A tour this Saturday around downtown Cedar Rapids will offer a rare look inside historical buildings and sites in Cedar Rapids that have made remarkable comebacks after the 2008 flood. To mark the 10th anniversary of the epic flood, Save CR Heritage, in partnership with the city of Cedar Rapids and the Czech Village/New Bohemia Main Street District, is hosting CR Resurgence, a free tour of seven sites, followed by a social hour at an eighth location. The tour will highlight sites that not only survived the flood, but thrived, with some completely repurposed. The event will be held from 2-5:30 p.m., starting at the Mott Lofts. 

T hese news items are provided by CBS2/FOX 28 
CBS2 Chief Meteorologist Terry Swails' Weather First Forecast

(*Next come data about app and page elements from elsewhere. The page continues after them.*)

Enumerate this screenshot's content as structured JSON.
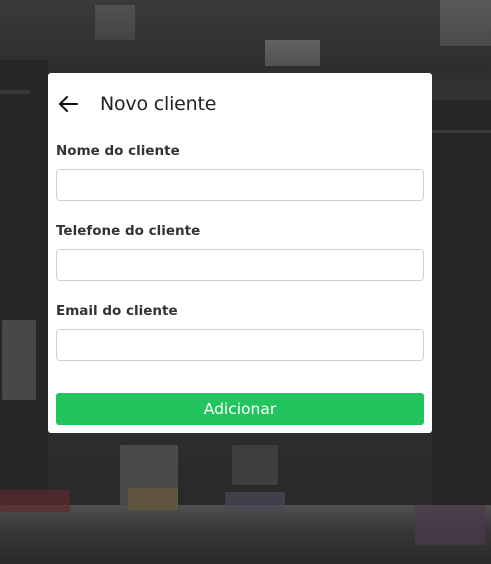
{
  "modal": {
    "title": "Novo cliente",
    "back_icon": "arrow-left-icon"
  },
  "form": {
    "fields": [
      {
        "label": "Nome do cliente",
        "value": "",
        "placeholder": ""
      },
      {
        "label": "Telefone do cliente",
        "value": "",
        "placeholder": ""
      },
      {
        "label": "Email do cliente",
        "value": "",
        "placeholder": ""
      }
    ],
    "submit_label": "Adicionar"
  },
  "colors": {
    "submit_background": "#22c45e",
    "modal_background": "#ffffff",
    "overlay_tint": "#2e2e2e"
  }
}
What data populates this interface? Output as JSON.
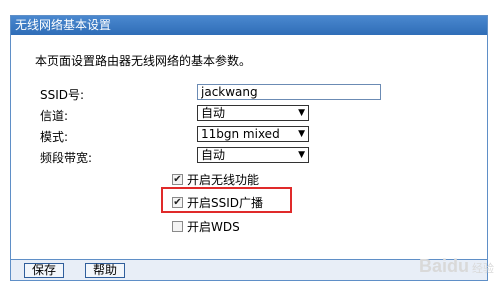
{
  "header": {
    "title": "无线网络基本设置"
  },
  "intro_text": "本页面设置路由器无线网络的基本参数。",
  "form": {
    "ssid": {
      "label": "SSID号:",
      "value": "jackwang"
    },
    "channel": {
      "label": "信道:",
      "value": "自动"
    },
    "mode": {
      "label": "模式:",
      "value": "11bgn mixed"
    },
    "bandwidth": {
      "label": "频段带宽:",
      "value": "自动"
    },
    "enable_wireless": {
      "label": "开启无线功能",
      "checked": true
    },
    "enable_ssid_broadcast": {
      "label": "开启SSID广播",
      "checked": true
    },
    "enable_wds": {
      "label": "开启WDS",
      "checked": false
    }
  },
  "footer": {
    "save_label": "保存",
    "help_label": "帮助"
  },
  "watermark": {
    "text": "Baidu",
    "sub": "经验"
  },
  "colors": {
    "title_bar": "#3a78c2",
    "highlight": "#e02a2a",
    "border": "#5f8fc7"
  }
}
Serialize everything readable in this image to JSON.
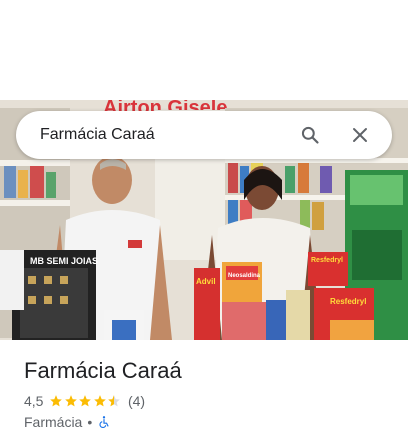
{
  "search": {
    "query": "Farmácia Caraá"
  },
  "photo": {
    "store_sign": "Airton Gisele",
    "product_labels": [
      "Advil",
      "Resfedryl",
      "Resfedryl",
      "Neosaldina"
    ],
    "display_box_text": "MB SEMI JOIAS"
  },
  "place": {
    "name": "Farmácia Caraá",
    "rating": "4,5",
    "rating_value": 4.5,
    "review_count": "(4)",
    "category": "Farmácia",
    "separator": "•"
  },
  "colors": {
    "star": "#fbbc04",
    "accessibility_icon": "#1a73e8",
    "text_primary": "#202124",
    "text_secondary": "#5f6368"
  },
  "icons": {
    "search": "search-icon",
    "close": "close-icon",
    "accessibility": "wheelchair-icon"
  }
}
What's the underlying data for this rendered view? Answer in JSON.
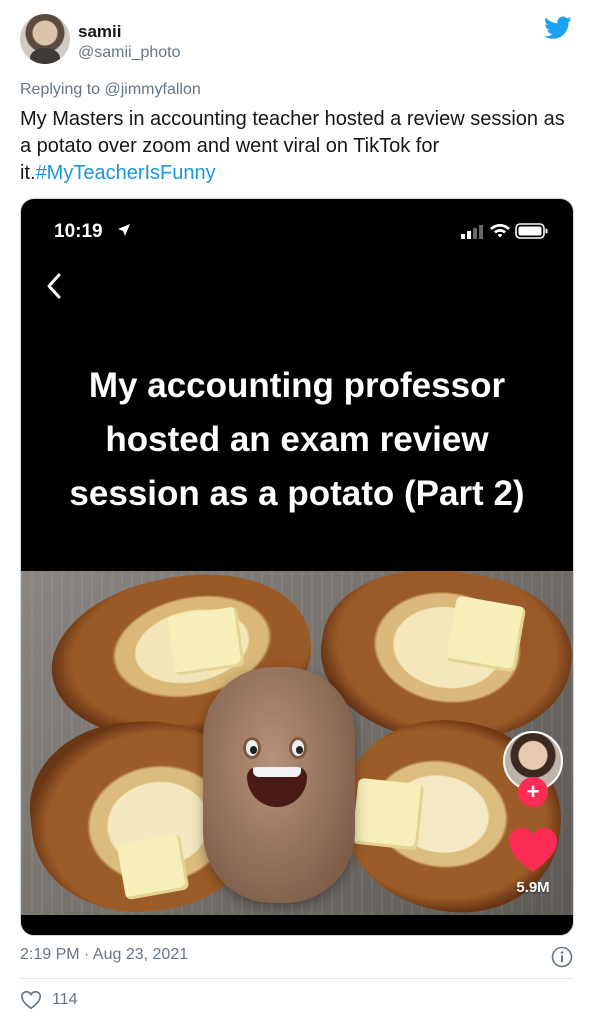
{
  "author": {
    "display_name": "samii",
    "handle": "@samii_photo"
  },
  "reply": {
    "prefix": "Replying to",
    "mention": "@jimmyfallon"
  },
  "tweet": {
    "text": "My Masters in accounting teacher hosted a review session as a potato over zoom and went viral on TikTok for it.",
    "hashtag": "#MyTeacherIsFunny"
  },
  "media": {
    "status_time": "10:19",
    "caption_lines": [
      "My accounting professor",
      "hosted an exam review",
      "session as a potato (Part 2)"
    ],
    "like_count": "5.9M",
    "follow_symbol": "+"
  },
  "footer": {
    "timestamp": "2:19 PM · Aug 23, 2021",
    "likes": "114"
  },
  "colors": {
    "brand": "#1da1f2",
    "hashtag": "#1b95e0",
    "muted": "#657786",
    "tiktok_red": "#fe2c55"
  },
  "icons": [
    "twitter-bird-icon",
    "location-arrow-icon",
    "signal-icon",
    "wifi-icon",
    "battery-icon",
    "back-chevron-icon",
    "heart-icon",
    "info-icon",
    "like-heart-outline-icon"
  ]
}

Clouds from thunderstorms to the west will stick around for a good portion of Monday. There may be a few breaks in the clouds in the afternoon, and temperatures will be kept near normal today.  Tonight, a broken line of showers and storms will approach from the west mainly after 9 p.m. The severe threat with this activity is low, if not zero. By the time storms reach eastern Iowa they will be in a decaying state. Calm weather returns Tuesday and Wednesday with highs near normal in the low 80s.